- Fruits and vegetables (should make up 50-75% of the pegan diet).
- Foods with a low glycemic index
- Grains and legumes in small quantities
- Animal products only as a side dish and in organic/free-range quality
- Vegetable milk alternatives
- Unprocessed fats in the form of nuts, avocados, olive oil
- Maple syrup, honey, coconut blossom sugar for sweetening
Benefits of the pegan diet
Nutritionists emphasize the large amounts of fruits and vegetables that pegans consume as beneficial to one’s health. Fruits and vegetables, just like high-quality fats, should be present in sufficient quantities in any diet. Another beneficial aspect is the focus on fresh – and ideally – local ingredients.
Also by avoiding additives in ready meals or highly processed industrial products, sweets, soft drinks and so on, you make a contribution to your own health. This is perhaps even an advantage that pegans might have over some vegans, because the vegan diet is not necessarily wholesome and healthy. Another advantage over the vegan diet could be that fewer (potentially) critical nutrients need to be supplemented and the body is supplied with sufficient protein through meat, fish and eggs. Protein intake can also be ensured with a wholly vegan diet, however, this usually requires much more consideration and in-depth nutritional understanding.

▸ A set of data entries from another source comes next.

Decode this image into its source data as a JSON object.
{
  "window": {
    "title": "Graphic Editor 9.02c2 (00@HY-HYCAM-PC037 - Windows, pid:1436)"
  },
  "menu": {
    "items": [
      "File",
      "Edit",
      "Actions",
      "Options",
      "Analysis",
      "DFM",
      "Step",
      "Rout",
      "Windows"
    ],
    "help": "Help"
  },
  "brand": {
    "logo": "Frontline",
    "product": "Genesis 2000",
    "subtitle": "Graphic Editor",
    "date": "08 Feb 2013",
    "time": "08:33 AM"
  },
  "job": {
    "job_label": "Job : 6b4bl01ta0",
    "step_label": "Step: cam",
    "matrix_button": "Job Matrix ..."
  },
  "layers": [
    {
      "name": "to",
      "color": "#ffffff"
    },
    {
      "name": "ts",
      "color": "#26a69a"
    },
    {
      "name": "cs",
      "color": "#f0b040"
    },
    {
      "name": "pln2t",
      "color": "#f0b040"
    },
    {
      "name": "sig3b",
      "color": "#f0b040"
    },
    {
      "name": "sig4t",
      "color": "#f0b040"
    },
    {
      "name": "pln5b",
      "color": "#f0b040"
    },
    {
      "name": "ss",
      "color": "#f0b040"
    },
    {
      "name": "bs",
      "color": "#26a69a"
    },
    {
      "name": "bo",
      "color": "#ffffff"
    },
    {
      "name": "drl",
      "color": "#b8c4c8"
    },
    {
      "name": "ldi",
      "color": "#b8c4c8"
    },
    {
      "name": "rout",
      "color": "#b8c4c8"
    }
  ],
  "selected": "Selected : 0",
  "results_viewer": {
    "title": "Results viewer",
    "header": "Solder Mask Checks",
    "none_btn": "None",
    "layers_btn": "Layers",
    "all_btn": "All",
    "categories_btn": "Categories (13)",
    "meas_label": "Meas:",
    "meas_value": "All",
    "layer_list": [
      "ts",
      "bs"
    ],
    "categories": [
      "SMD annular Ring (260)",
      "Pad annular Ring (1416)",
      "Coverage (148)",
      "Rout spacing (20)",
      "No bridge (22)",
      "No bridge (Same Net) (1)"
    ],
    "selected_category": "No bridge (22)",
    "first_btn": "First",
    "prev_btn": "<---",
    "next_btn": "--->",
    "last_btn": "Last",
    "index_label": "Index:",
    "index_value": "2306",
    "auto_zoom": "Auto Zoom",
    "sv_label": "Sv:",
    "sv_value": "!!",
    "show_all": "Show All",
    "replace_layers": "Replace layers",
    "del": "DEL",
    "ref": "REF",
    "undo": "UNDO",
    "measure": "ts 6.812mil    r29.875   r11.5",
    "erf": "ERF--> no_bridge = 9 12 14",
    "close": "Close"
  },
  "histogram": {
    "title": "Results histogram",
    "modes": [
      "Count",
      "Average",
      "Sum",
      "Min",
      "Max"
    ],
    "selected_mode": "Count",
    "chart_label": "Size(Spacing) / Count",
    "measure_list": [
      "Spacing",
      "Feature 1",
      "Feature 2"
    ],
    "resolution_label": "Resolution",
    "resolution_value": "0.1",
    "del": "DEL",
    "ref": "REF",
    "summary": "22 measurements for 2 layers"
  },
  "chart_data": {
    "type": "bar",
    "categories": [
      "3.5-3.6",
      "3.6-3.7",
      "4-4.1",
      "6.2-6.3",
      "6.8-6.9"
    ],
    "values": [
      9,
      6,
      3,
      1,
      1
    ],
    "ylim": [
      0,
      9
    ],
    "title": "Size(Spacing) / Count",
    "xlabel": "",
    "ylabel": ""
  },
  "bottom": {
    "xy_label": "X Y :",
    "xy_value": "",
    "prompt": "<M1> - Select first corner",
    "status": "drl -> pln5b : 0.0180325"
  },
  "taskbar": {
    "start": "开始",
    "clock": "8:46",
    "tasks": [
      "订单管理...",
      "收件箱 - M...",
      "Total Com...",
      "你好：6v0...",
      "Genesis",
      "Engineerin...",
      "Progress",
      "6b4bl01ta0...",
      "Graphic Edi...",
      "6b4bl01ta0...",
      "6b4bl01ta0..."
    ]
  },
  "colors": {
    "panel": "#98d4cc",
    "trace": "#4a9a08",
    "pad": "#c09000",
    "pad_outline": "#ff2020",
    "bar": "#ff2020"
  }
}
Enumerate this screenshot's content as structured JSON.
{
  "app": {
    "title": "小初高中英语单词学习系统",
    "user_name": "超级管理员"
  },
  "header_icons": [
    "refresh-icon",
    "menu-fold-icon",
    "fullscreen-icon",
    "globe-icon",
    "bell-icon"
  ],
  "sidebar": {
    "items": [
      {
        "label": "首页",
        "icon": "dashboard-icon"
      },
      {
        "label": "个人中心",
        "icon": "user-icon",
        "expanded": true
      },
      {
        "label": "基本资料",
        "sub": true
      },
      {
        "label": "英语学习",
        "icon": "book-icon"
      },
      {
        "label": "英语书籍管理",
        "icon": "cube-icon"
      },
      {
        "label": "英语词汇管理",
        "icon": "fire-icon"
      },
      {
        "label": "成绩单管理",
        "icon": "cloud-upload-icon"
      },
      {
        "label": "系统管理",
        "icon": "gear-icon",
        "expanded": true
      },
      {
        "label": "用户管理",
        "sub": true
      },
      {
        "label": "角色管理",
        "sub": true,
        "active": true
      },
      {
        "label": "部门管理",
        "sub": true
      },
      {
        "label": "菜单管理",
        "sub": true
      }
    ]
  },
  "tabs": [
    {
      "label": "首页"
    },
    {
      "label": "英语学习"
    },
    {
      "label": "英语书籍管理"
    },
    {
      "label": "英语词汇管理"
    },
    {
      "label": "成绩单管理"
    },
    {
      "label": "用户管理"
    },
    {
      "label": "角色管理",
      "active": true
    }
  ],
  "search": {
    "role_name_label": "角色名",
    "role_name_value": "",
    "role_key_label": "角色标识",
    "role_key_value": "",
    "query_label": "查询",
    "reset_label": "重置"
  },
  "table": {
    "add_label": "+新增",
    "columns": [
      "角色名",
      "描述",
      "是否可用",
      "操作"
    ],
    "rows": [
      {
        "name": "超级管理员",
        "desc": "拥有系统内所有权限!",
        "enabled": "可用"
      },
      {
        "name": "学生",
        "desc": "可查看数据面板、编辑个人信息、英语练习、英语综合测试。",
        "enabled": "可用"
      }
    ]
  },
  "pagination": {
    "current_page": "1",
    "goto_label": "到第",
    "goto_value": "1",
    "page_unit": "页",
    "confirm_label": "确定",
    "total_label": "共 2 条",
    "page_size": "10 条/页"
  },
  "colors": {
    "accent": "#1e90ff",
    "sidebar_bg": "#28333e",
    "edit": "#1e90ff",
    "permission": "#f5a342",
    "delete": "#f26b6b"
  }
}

Disadvantages of a pegan diet
Probably the biggest disadvantage of the pegan diet is its feasibility in everyday life. With many diets, cooking with friends and family or even eating out becomes a challenge. With the pegan diet – no dairy, no sugar, no simple carbohydrates, no grains or gluten, and only very specific fats – eating out can feel virtually impossible, and nobody wants to likes to be singled out at a gathering.
Anyone who wants to follow a pegan diet needs, above all, perseverance and strong self-discipline. Additionally, it also requires a certain organizational talent, because if you are out of the house or traveling for a longer period of time, you should probably prepare your food. Meal-prepping becomes an essential tool in successfully following a pegan diet.
There are also critics who believe that products containing gluten are not necessarily unhealthy for humans and can be eaten with a clear conscience as long as there is no allergy or intolerance. A similar argument can be made about legumes, which are only eaten in very small quantities in a pegan diet, as they could promote digestive problems and cause blood sugar levels to rise. This rule in the pegan diet is probably questionable, since legumes are valuable sources of protein (especially in the vegan diet) and also provide the body with minerals and fiber. The latter are of great importance for a healthy intestine and are not found in fish, meat and eggs, for example.
So even with a pegan diet, nutrient deficiencies can occur despite occasional meat consumption – especially because of the absence of legumes and grains. These whole-food, pegan ingredients also come with a price tag – not everyone can afford maple syrup, avocado, coconut oil and organic meat on a permanent basis.
The pegan diet bottom line
The pegan diet is great to try out for a while, especially to increase your awareness for healthy and sustainable nutrition. The most positive takeaway from this is the focus on healthy, nutrient-dense and fresh ingredients and the steps to breaking away from highly processed, unhealthy, and ready-to-eat foods. Omnivores who want to learn to limit their consumption of animal products could benefits from the pegan diet, as you wouldn’t completely eliminate fish, meat or eggs but also make a better effort to understand the sustainable and high quality food sources.
Many find that the pegan diet is not feasible, long-term solution. In busy modern lives, it is often hard to find the time to cook fresh food every day, and sourcing high-quality and organic ingredients can prove to be rather expensive on the long-run. However, if you can master meal-prepping, this won’t necessarily be an issue.
Lastly, many question whether banning legumes or gluten from a diet is necessary, especially on the long run. Unless there is a proven allergy or intolerance, these foods can offer valuable nutritional sources. Sugar is also seen as a food “demon”, but it doesn’t necessarily need to be bad if eaten with limitations instead of eliminating it altogether.